“I’m going to be going to happy hours and shopping trips and all of that with all of the new friends I’m going to make,” is what I would tell Peter. We would talk about how I would be making friends on my own and that I wouldn’t always be able to hangout with him.
I was six months into my new job and my new life in Maryland, and I had about zero friends. I had gotten to know some of Peter’s friends better (again, still all guys who loved to talk cars) and made some acquaintances at work but I had no real friends to hangout with. Nevertheless, I was still persistent on making my own friends and a life for myself in Maryland.
I had grown up with an extremely close group of girlfriends. While we were a big group (about 11 to be exact), we had all been friends since middle school and STILL are. There was always someone to hangout with. Whether that was a quick bite to eat, shopping at the mall or just vegging out on the couch. But after college, we all kind of dispersed. That’s when I realized, I’ve never had to make friends on my own and I don’t know how.
Nothing was wrong with any of my coworkers, but I wasn’t finding that “true connection” I had felt with my girlfriends at home. I felt like I wasn’t clicking with anyone and while I had Peter, I felt extremely alone.
Eight months into living in Baltimore and trying to spread my wings, I hit a breaking point. I had just attended my company’s Christmas party. And while I was hanging with my coworkers drinking and dancing, I felt completely alone. I called Peter and I started crying the entire car ride home. I had hit my low point. I insisted that I hated Maryland and that I didn’t want to be here anymore.
Fast forward a couple months and I had started a new job. I started to make friends at J.Crew. I could see myself hanging out with coworkers at both jobs but I just couldn’t muster up the courage to make those moves. I could tell, things were definitely starting to look up.
Cue the start of my blog.
When I started my blog, my intentions were to not only share my experiences and thoughts with others but to try and connect with like-minded individuals in Baltimore. I thought, “This is going to take awhile and it might a total bust but I need to find my people.”
Three months later and I think I’m finally getting to where I want to be. I’ve had the amazing opportunity to meet other Baltimore bloggers, host/attend events with incredible like-minded women and to start the beginnings of great friendships.
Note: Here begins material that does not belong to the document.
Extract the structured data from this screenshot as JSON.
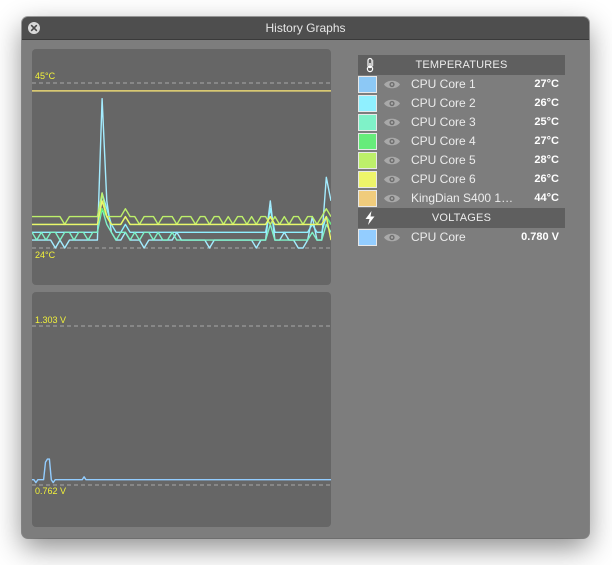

Saying, “I don’t have friends” is honestly one of the most embarrassing and hardest things I've had to admit. To be raw and real about how making relationships and friendships post-college in a brand new city is so hard. It’s something I’ve tried to “hide” from my hometown friends, family and people I meet because it made me feel like a loser and a loner.
It’s hard to be able to open up to others, let alone the whole internet. But in doing so I’m hoping to get rid of this anxiety and fear I have with making new friends.
Moving to a new city is hard. Making new friends is hard. But it’s all a part of becoming an adult I think and it’s something that I hope when I look back in 20 years will seem so trivial.